# [What is required]
Only the lines from the one that contains "Convert this screenshot" through the last line of the records should appear, each printed exactly as it is.

# [Available data]

━━━━━━━━━━━━━━━━

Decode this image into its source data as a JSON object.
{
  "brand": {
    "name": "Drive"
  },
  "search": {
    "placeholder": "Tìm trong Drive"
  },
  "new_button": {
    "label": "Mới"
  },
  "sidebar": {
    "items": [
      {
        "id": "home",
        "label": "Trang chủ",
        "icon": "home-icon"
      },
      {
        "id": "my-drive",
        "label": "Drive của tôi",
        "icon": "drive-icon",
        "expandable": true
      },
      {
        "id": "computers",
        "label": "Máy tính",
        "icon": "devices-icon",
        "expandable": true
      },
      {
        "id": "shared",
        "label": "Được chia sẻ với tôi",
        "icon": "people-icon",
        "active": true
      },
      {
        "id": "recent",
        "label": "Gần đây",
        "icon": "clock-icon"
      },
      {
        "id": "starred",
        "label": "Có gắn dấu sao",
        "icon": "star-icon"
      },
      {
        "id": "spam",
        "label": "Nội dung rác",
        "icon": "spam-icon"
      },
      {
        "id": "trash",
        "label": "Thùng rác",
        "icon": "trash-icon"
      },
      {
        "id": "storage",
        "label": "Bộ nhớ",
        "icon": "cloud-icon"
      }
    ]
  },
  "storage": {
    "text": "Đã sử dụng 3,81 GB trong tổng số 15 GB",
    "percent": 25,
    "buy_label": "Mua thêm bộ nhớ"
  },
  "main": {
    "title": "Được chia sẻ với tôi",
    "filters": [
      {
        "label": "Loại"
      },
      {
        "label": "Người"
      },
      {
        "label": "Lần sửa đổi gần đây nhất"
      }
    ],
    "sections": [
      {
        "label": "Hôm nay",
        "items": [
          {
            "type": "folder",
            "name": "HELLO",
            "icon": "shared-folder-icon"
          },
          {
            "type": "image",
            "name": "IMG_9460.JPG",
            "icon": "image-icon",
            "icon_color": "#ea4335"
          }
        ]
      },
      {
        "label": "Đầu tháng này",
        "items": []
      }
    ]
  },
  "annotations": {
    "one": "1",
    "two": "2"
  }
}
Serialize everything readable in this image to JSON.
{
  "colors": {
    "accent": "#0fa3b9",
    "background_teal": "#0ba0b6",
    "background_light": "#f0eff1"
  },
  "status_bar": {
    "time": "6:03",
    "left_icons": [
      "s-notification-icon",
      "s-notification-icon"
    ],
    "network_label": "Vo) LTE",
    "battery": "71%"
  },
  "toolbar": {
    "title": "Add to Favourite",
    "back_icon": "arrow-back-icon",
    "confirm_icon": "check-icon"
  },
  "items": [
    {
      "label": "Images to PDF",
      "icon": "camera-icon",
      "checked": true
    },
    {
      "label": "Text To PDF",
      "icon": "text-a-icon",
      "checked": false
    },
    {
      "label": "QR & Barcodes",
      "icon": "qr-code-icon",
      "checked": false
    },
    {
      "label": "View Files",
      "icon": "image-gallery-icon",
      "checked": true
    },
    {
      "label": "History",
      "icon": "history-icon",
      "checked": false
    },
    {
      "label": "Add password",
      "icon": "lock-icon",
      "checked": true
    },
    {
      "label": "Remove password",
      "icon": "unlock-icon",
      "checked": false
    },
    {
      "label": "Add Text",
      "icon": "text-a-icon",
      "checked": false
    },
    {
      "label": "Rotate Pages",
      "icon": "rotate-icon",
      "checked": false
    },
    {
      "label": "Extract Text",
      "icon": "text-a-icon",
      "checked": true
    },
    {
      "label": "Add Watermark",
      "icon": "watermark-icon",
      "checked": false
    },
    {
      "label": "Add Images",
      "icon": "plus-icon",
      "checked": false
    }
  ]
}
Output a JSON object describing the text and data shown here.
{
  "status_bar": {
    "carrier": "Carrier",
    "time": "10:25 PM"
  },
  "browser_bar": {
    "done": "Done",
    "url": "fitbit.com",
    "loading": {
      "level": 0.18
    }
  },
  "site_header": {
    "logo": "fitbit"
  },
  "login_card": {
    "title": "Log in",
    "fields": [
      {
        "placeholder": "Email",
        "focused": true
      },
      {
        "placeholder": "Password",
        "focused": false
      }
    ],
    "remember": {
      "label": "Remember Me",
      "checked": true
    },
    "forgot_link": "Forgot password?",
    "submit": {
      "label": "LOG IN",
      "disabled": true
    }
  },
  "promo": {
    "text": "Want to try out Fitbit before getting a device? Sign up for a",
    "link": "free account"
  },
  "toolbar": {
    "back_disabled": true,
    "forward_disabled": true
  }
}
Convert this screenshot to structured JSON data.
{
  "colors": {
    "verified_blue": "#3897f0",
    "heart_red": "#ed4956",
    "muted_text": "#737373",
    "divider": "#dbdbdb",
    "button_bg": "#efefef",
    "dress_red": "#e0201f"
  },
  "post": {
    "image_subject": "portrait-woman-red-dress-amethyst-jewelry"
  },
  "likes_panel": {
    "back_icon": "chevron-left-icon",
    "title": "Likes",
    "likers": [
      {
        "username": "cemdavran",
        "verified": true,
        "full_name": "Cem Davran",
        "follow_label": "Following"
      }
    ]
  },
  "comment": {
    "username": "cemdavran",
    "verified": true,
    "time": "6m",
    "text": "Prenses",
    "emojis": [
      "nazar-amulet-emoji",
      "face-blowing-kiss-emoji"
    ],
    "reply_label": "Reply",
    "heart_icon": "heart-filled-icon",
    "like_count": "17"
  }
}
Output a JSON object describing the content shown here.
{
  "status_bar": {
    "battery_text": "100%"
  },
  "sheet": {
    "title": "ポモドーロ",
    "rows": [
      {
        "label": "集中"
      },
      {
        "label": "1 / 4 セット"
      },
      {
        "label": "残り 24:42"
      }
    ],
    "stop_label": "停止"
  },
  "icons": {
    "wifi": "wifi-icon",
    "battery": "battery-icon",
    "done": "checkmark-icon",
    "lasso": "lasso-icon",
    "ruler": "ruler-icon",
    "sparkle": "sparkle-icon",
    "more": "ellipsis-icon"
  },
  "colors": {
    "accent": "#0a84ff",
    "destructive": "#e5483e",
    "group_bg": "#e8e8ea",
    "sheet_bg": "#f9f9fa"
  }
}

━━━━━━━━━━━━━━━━

# [Reply to the exercise]
Convert this screenshot to structured JSON data.
{
  "colors": {
    "verified_blue": "#3897f0",
    "heart_red": "#ed4956",
    "muted_text": "#737373",
    "divider": "#dbdbdb",
    "button_bg": "#efefef",
    "dress_red": "#e0201f"
  },
  "post": {
    "image_subject": "portrait-woman-red-dress-amethyst-jewelry"
  },
  "likes_panel": {
    "back_icon": "chevron-left-icon",
    "title": "Likes",
    "likers": [
      {
        "username": "cemdavran",
        "verified": true,
        "full_name": "Cem Davran",
        "follow_label": "Following"
      }
    ]
  },
  "comment": {
    "username": "cemdavran",
    "verified": true,
    "time": "6m",
    "text": "Prenses",
    "emojis": [
      "nazar-amulet-emoji",
      "face-blowing-kiss-emoji"
    ],
    "reply_label": "Reply",
    "heart_icon": "heart-filled-icon",
    "like_count": "17"
  }
}
Output a JSON object describing the content shown here.
{
  "status_bar": {
    "battery_text": "100%"
  },
  "sheet": {
    "title": "ポモドーロ",
    "rows": [
      {
        "label": "集中"
      },
      {
        "label": "1 / 4 セット"
      },
      {
        "label": "残り 24:42"
      }
    ],
    "stop_label": "停止"
  },
  "icons": {
    "wifi": "wifi-icon",
    "battery": "battery-icon",
    "done": "checkmark-icon",
    "lasso": "lasso-icon",
    "ruler": "ruler-icon",
    "sparkle": "sparkle-icon",
    "more": "ellipsis-icon"
  },
  "colors": {
    "accent": "#0a84ff",
    "destructive": "#e5483e",
    "group_bg": "#e8e8ea",
    "sheet_bg": "#f9f9fa"
  }
}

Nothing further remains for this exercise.